I've begun a new open university course. It's A200: Exploring history: medieval to modern 1400-1900. The course doesn't start 'properly' until February, and the first unit has to be done by February 13th, but then it's full on. I've made a start in order to build some slack into the schedule - and I'm already slower than I need to be to maintain that slack. I know from experience that if I allow myself to fall behind, I'll never get caught up - so I'll be using breaks from work to build the slack again.
At least, that's the plan.
The first topic is about the early 15th century, and the English Crown's claim on France. It's the story of Charles VI of France declaring the son of Henry V of England, Henry VI, as his heir. Charles Vi was unwell, and Henry V would administer France, with Henry VI becoming King. The unit talks of how Charles' son (the dauphin, Charles VII not liking this too much). For a time, France had two kings, with Henry VI in the north (along with Gascony) and Charles VII taking everything else. Jean d'arc appears in this unit, fighting to restore the Valois line, in the person of Charles VII, to the French throne. The dauphin was the name given to the French heir (like the Prince of Wales in the UK).
The second unit focuses on the Burgundian Dukes, who were players in the events in France. As with his father, Philip the Good sided with Henry VI, but played the situation and changed to siding with Charles VII - as a reward they gained some lands within France and did not have to pay homage to the overlord, the French King. It was an uneasy relationship though, realpolitik got in the way.
With the new generation, Louis XI of France and Charles the Bold, Duke of Burgundy, there were many hostilities. Charles tried to achieve sovereign status in his lands (which were partially under the French overlord, Louis XI, and partially under Frederick III, Roman Emperor - the empire confusingly being in Germany(ish) rather than in Italy). Upon Charles the Bold's death, the Burgundian holdings became vulnerable. He had sown discontent in his need to raise taxes, as he had been aggressive in trying to claim lands to connect his different regions. Mary, his daughter, had difficulty keeping it together, and Louis XI used his death to reclaim the Duchy of Burgundy due to the lack of male heir.

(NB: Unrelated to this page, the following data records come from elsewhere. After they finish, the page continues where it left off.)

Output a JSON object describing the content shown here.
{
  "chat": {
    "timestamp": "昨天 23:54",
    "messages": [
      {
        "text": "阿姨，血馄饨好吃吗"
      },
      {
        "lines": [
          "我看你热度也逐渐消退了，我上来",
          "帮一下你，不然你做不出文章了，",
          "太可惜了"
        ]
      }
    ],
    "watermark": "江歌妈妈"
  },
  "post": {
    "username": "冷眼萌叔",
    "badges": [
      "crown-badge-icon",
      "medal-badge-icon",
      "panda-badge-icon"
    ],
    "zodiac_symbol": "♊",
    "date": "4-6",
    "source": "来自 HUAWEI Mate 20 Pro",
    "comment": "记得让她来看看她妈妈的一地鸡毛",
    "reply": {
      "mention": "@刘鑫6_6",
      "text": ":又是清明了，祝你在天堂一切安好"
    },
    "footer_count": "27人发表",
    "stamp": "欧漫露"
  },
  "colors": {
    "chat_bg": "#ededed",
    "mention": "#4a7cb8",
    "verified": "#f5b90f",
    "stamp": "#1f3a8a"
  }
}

Mary did some rangling, gave the populace a bone or two to keep them happy and married Maximilian from the Imperial lands (hence the rulers of Burgundy became Hapsburg), but she died leaving a young son and her husband as regent. Maximilian was 'imperial' and so the populace did not want to accept him.
Maximilian was able to restore peace in 1492, and in the next two years revoked some of the concessions Mary had made.
Maximilian signed an agreement with Louis XI in 1493, confirming Burgundian claims to Artois and the county of Burgundy (which Louis had claimed, despite being outside France), and which promised that they would not take the duchy of Burgundy by force (which was inside France).
I've been looking at how the Burgundian dukes (especially, Charles the Bold, son on Philip the Good and father of Mary) tried to turn their separate holdings into a state, with common identity and independence from the French crown as well as the Empire. Though in many practical terms the Burgundians were separate from France and the Empire, they still were not 'sovereign'. State building was not easy for several reasons, the lands being discontiguous was an important factor.
I'm currently looking at the splendour of the Burgundian Court compared to the contemporary courts of Frederick III (Holy Roman Emperor), Charles VII, Louis XI of France and so on. Essentially the court was lavish. This seems to be an attempt at 'state building', of instilling identity and tradition - just as many of the traditions in Westminster were invented following the act of union.
It's pretty interesting, but it's all rather confusing as they're all related. The Burgundian dukes were descended from the Valois line (the Kings of France) - and all the while there are intermarriages between England, France and Burgundy. As each line has new generations at different rates, the chronology of generations gets hazy and people alive at the same time are great uncles/nephews etc. I'm finding that to keep it straight I'm extracting the relevant information from the family tree and making a cut down version for the bit I'm looking at.
The other difficulty I'm having is simply keeping the labels straight. So far I've had Charles VI, VII, Louis XI and Charles VIII of France, Philip the Bold, John the Fearless, Philip the Good, Charles the Bold, Mary and Maximilian and Philip the Fair of Burgundy - and there's Henry V, Henry VI of England (Edward IV has had a mention as his sister married Charles the Bold).
I'm trying to plough on, and look things up again if confusion strikes. It's not perfect, but it seems to be reasonable (to learn the names I need stuff to latch the names onto, learning the names in isolation is hard and pointless). Certain earlier topics have become a little hazy, I'm not 100% clear, for instance, why it was that Charles VI named Henry VI as his heir in preference to his own son. I think it was a way of bringing conflict between England and France to an end in Charles' VI lifetime - but I'm not 100% sure. That's something for the tutorial session in a couple of weeks time.
Still, enjoying it so far - I'm so far out of my comfort zone you would not believe it - but that is the point.